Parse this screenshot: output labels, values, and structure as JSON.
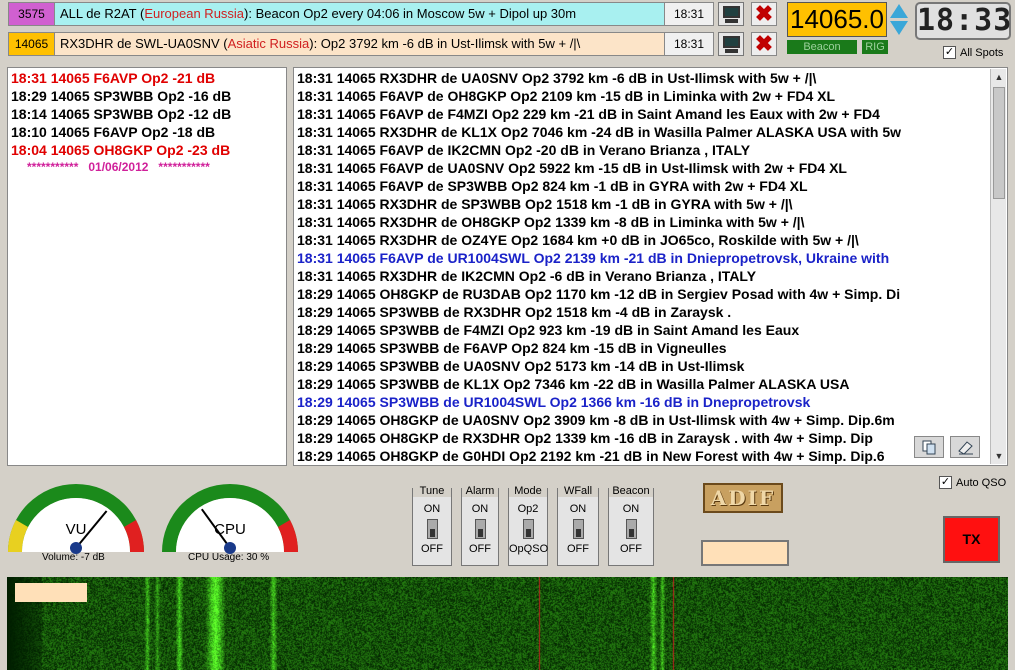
{
  "spot_bars": [
    {
      "freq": "3575",
      "freq_bg": "#d060d0",
      "prefix": "ALL de R2AT (",
      "country": "European Russia",
      "suffix": "): Beacon Op2 every 04:06 in Moscow 5w + Dipol up 30m",
      "bg": "#a8f0f0",
      "time": "18:31"
    },
    {
      "freq": "14065",
      "freq_bg": "#ffc000",
      "prefix": "RX3DHR de SWL-UA0SNV (",
      "country": "Asiatic Russia",
      "suffix": "): Op2 3792 km -6 dB in Ust-Ilimsk with 5w + /|\\",
      "bg": "#fce4c8",
      "time": "18:31"
    }
  ],
  "frequency": "14065.0",
  "beacon_label": "Beacon",
  "rig_label": "RIG",
  "clock": "18:33",
  "all_spots_label": "All Spots",
  "recent_spots": [
    {
      "text": "18:31 14065 F6AVP Op2 -21 dB",
      "color": "red"
    },
    {
      "text": "18:29 14065 SP3WBB Op2 -16 dB",
      "color": "black"
    },
    {
      "text": "18:14 14065 SP3WBB Op2 -12 dB",
      "color": "black"
    },
    {
      "text": "18:10 14065 F6AVP Op2 -18 dB",
      "color": "black"
    },
    {
      "text": "18:04 14065 OH8GKP Op2 -23 dB",
      "color": "red"
    }
  ],
  "date_separator": "***********   01/06/2012   ***********",
  "log": [
    {
      "text": "18:31 14065 RX3DHR de UA0SNV Op2 3792 km -6 dB in Ust-Ilimsk with 5w + /|\\",
      "blue": false
    },
    {
      "text": "18:31 14065 F6AVP de OH8GKP Op2 2109 km -15 dB in Liminka with 2w + FD4 XL",
      "blue": false
    },
    {
      "text": "18:31 14065 F6AVP de F4MZI Op2 229 km -21 dB in Saint Amand les Eaux with 2w + FD4",
      "blue": false
    },
    {
      "text": "18:31 14065 RX3DHR de KL1X Op2 7046 km -24 dB in Wasilla Palmer ALASKA USA with 5w",
      "blue": false
    },
    {
      "text": "18:31 14065 F6AVP de IK2CMN Op2  -20 dB in Verano Brianza , ITALY",
      "blue": false
    },
    {
      "text": "18:31 14065 F6AVP de UA0SNV Op2 5922 km -15 dB in Ust-Ilimsk with 2w + FD4 XL",
      "blue": false
    },
    {
      "text": "18:31 14065 F6AVP de SP3WBB Op2 824 km -1 dB in GYRA with 2w + FD4 XL",
      "blue": false
    },
    {
      "text": "18:31 14065 RX3DHR de SP3WBB Op2 1518 km -1 dB in GYRA with 5w + /|\\",
      "blue": false
    },
    {
      "text": "18:31 14065 RX3DHR de OH8GKP Op2 1339 km -8 dB in Liminka with 5w + /|\\",
      "blue": false
    },
    {
      "text": "18:31 14065 RX3DHR de OZ4YE Op2 1684 km +0 dB in JO65co, Roskilde with 5w + /|\\",
      "blue": false
    },
    {
      "text": "18:31 14065 F6AVP de UR1004SWL Op2 2139 km -21 dB in Dniepropetrovsk, Ukraine with",
      "blue": true
    },
    {
      "text": "18:31 14065 RX3DHR de IK2CMN Op2  -6 dB in Verano Brianza , ITALY",
      "blue": false
    },
    {
      "text": "18:29 14065 OH8GKP de RU3DAB Op2 1170 km -12 dB in Sergiev Posad with 4w + Simp. Di",
      "blue": false
    },
    {
      "text": "18:29 14065 SP3WBB de RX3DHR Op2 1518 km -4 dB in Zaraysk    .",
      "blue": false
    },
    {
      "text": "18:29 14065 SP3WBB de F4MZI Op2 923 km -19 dB in Saint Amand les Eaux",
      "blue": false
    },
    {
      "text": "18:29 14065 SP3WBB de F6AVP Op2 824 km -15 dB in Vigneulles",
      "blue": false
    },
    {
      "text": "18:29 14065 SP3WBB de UA0SNV Op2 5173 km -14 dB in Ust-Ilimsk",
      "blue": false
    },
    {
      "text": "18:29 14065 SP3WBB de KL1X Op2 7346 km -22 dB in Wasilla Palmer ALASKA USA",
      "blue": false
    },
    {
      "text": "18:29 14065 SP3WBB de UR1004SWL Op2 1366 km -16 dB in Dnepropetrovsk",
      "blue": true
    },
    {
      "text": "18:29 14065 OH8GKP de UA0SNV Op2 3909 km -8 dB in Ust-Ilimsk with 4w + Simp. Dip.6m",
      "blue": false
    },
    {
      "text": "18:29 14065 OH8GKP de RX3DHR Op2 1339 km -16 dB in Zaraysk    . with 4w + Simp. Dip",
      "blue": false
    },
    {
      "text": "18:29 14065 OH8GKP de G0HDI Op2 2192 km -21 dB in New Forest with 4w + Simp. Dip.6",
      "blue": false
    }
  ],
  "gauges": {
    "vu": {
      "label": "VU",
      "caption": "Volume: -7 dB",
      "level": 0.72
    },
    "cpu": {
      "label": "CPU",
      "caption": "CPU Usage: 30 %",
      "level": 0.3
    }
  },
  "switches": [
    {
      "title": "Tune",
      "top": "ON",
      "bottom": "OFF"
    },
    {
      "title": "Alarm",
      "top": "ON",
      "bottom": "OFF"
    },
    {
      "title": "Mode",
      "top": "Op2",
      "bottom": "OpQSO"
    },
    {
      "title": "WFall",
      "top": "ON",
      "bottom": "OFF"
    },
    {
      "title": "Beacon",
      "top": "ON",
      "bottom": "OFF"
    }
  ],
  "adif_label": "ADIF",
  "auto_qso_label": "Auto QSO",
  "tx_label": "TX"
}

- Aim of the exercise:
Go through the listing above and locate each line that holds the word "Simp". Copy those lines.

- Answer to this task:
      "text": "18:29 14065 OH8GKP de RU3DAB Op2 1170 km -12 dB in Sergiev Posad with 4w + Simp. Di",
      "text": "18:29 14065 OH8GKP de UA0SNV Op2 3909 km -8 dB in Ust-Ilimsk with 4w + Simp. Dip.6m",
      "text": "18:29 14065 OH8GKP de RX3DHR Op2 1339 km -16 dB in Zaraysk    . with 4w + Simp. Dip",
      "text": "18:29 14065 OH8GKP de G0HDI Op2 2192 km -21 dB in New Forest with 4w + Simp. Dip.6",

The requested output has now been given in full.